● EXTRACTED MATERIAL
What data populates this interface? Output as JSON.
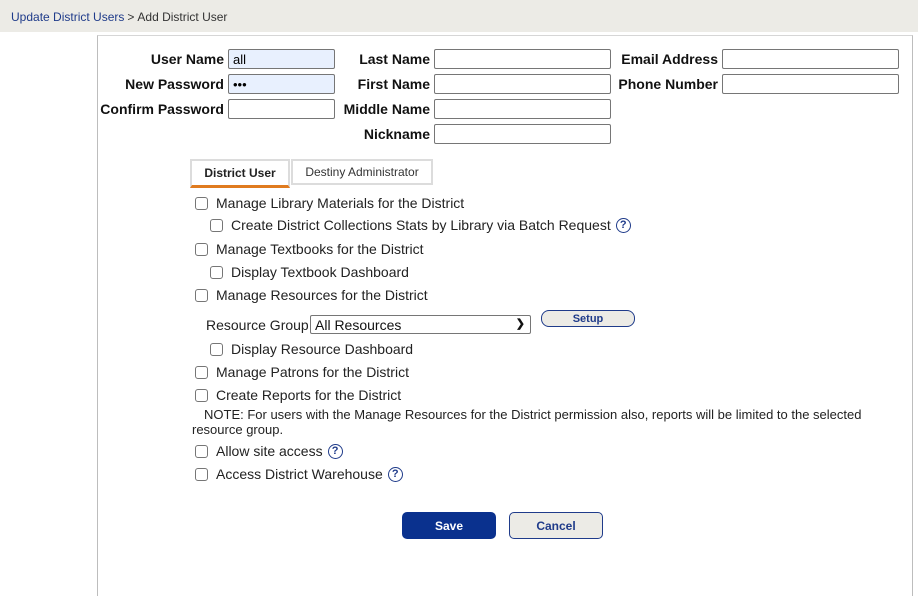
{
  "breadcrumb": {
    "parent": "Update District Users",
    "separator": ">",
    "current": "Add District User"
  },
  "form": {
    "user_name": {
      "label": "User Name",
      "value": "all"
    },
    "new_password": {
      "label": "New Password",
      "value": "•••"
    },
    "confirm_password": {
      "label": "Confirm Password",
      "value": ""
    },
    "last_name": {
      "label": "Last Name",
      "value": ""
    },
    "first_name": {
      "label": "First Name",
      "value": ""
    },
    "middle_name": {
      "label": "Middle Name",
      "value": ""
    },
    "nickname": {
      "label": "Nickname",
      "value": ""
    },
    "email": {
      "label": "Email Address",
      "value": ""
    },
    "phone": {
      "label": "Phone Number",
      "value": ""
    }
  },
  "tabs": [
    {
      "label": "District User",
      "active": true
    },
    {
      "label": "Destiny Administrator",
      "active": false
    }
  ],
  "permissions": {
    "manage_library": "Manage Library Materials for the District",
    "collection_stats": "Create District Collections Stats by Library via Batch Request",
    "manage_textbooks": "Manage Textbooks for the District",
    "textbook_dashboard": "Display Textbook Dashboard",
    "manage_resources": "Manage Resources for the District",
    "resource_group_label": "Resource Group:",
    "resource_group_value": "All Resources",
    "setup_label": "Setup",
    "resource_dashboard": "Display Resource Dashboard",
    "manage_patrons": "Manage Patrons for the District",
    "create_reports": "Create Reports for the District",
    "note": "NOTE: For users with the Manage Resources for the District permission also, reports will be limited to the selected resource group.",
    "allow_site_access": "Allow site access",
    "district_warehouse": "Access District Warehouse"
  },
  "icons": {
    "help": "?",
    "chevron": "⌄"
  },
  "actions": {
    "save": "Save",
    "cancel": "Cancel"
  }
}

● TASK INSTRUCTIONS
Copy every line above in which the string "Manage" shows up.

● RESPONSE TO THIS TASK
    "manage_library": "Manage Library Materials for the District",
    "manage_textbooks": "Manage Textbooks for the District",
    "manage_resources": "Manage Resources for the District",
    "manage_patrons": "Manage Patrons for the District",
    "note": "NOTE: For users with the Manage Resources for the District permission also, reports will be limited to the selected resource group.",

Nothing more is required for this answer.